- TO DO: Whatever the data contains, copy all of it exactly.

- EXERCISE MATERIAL:
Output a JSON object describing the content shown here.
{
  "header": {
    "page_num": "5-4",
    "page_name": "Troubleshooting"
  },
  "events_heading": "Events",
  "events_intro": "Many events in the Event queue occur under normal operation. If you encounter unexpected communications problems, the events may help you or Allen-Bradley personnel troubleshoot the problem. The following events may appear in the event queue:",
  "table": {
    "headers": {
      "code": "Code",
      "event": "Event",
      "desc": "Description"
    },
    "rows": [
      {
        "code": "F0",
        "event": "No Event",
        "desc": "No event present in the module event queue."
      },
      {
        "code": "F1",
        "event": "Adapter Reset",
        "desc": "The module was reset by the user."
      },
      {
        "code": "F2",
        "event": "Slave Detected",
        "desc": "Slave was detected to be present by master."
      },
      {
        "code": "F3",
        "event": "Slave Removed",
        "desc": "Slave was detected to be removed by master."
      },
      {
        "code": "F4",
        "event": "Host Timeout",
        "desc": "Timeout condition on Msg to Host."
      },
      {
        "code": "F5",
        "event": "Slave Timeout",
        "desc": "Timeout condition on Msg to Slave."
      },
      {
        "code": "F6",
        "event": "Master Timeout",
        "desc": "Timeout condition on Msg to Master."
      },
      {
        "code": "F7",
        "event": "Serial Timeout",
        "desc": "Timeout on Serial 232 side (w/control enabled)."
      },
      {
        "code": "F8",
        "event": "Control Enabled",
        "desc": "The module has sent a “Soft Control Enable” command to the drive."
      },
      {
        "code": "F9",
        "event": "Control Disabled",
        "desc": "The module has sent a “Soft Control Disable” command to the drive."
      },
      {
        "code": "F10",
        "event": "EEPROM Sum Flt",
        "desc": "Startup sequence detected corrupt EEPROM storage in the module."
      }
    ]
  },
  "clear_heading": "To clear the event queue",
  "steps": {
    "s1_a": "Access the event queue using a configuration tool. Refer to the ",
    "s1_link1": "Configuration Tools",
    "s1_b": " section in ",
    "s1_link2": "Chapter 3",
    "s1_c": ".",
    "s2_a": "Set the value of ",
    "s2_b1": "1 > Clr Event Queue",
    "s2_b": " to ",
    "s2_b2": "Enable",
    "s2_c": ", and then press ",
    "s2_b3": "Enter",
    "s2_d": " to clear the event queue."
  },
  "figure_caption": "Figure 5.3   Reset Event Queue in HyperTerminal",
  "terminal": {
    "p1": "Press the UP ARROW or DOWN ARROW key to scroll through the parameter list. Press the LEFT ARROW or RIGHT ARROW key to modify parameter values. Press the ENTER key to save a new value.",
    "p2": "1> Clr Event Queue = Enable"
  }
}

- ANSWER TO THIS PROBLEM:
Output a JSON object describing the content shown here.
{
  "header": {
    "page_num": "5-4",
    "page_name": "Troubleshooting"
  },
  "events_heading": "Events",
  "events_intro": "Many events in the Event queue occur under normal operation. If you encounter unexpected communications problems, the events may help you or Allen-Bradley personnel troubleshoot the problem. The following events may appear in the event queue:",
  "table": {
    "headers": {
      "code": "Code",
      "event": "Event",
      "desc": "Description"
    },
    "rows": [
      {
        "code": "F0",
        "event": "No Event",
        "desc": "No event present in the module event queue."
      },
      {
        "code": "F1",
        "event": "Adapter Reset",
        "desc": "The module was reset by the user."
      },
      {
        "code": "F2",
        "event": "Slave Detected",
        "desc": "Slave was detected to be present by master."
      },
      {
        "code": "F3",
        "event": "Slave Removed",
        "desc": "Slave was detected to be removed by master."
      },
      {
        "code": "F4",
        "event": "Host Timeout",
        "desc": "Timeout condition on Msg to Host."
      },
      {
        "code": "F5",
        "event": "Slave Timeout",
        "desc": "Timeout condition on Msg to Slave."
      },
      {
        "code": "F6",
        "event": "Master Timeout",
        "desc": "Timeout condition on Msg to Master."
      },
      {
        "code": "F7",
        "event": "Serial Timeout",
        "desc": "Timeout on Serial 232 side (w/control enabled)."
      },
      {
        "code": "F8",
        "event": "Control Enabled",
        "desc": "The module has sent a “Soft Control Enable” command to the drive."
      },
      {
        "code": "F9",
        "event": "Control Disabled",
        "desc": "The module has sent a “Soft Control Disable” command to the drive."
      },
      {
        "code": "F10",
        "event": "EEPROM Sum Flt",
        "desc": "Startup sequence detected corrupt EEPROM storage in the module."
      }
    ]
  },
  "clear_heading": "To clear the event queue",
  "steps": {
    "s1_a": "Access the event queue using a configuration tool. Refer to the ",
    "s1_link1": "Configuration Tools",
    "s1_b": " section in ",
    "s1_link2": "Chapter 3",
    "s1_c": ".",
    "s2_a": "Set the value of ",
    "s2_b1": "1 > Clr Event Queue",
    "s2_b": " to ",
    "s2_b2": "Enable",
    "s2_c": ", and then press ",
    "s2_b3": "Enter",
    "s2_d": " to clear the event queue."
  },
  "figure_caption": "Figure 5.3   Reset Event Queue in HyperTerminal",
  "terminal": {
    "p1": "Press the UP ARROW or DOWN ARROW key to scroll through the parameter list. Press the LEFT ARROW or RIGHT ARROW key to modify parameter values. Press the ENTER key to save a new value.",
    "p2": "1> Clr Event Queue = Enable"
  }
}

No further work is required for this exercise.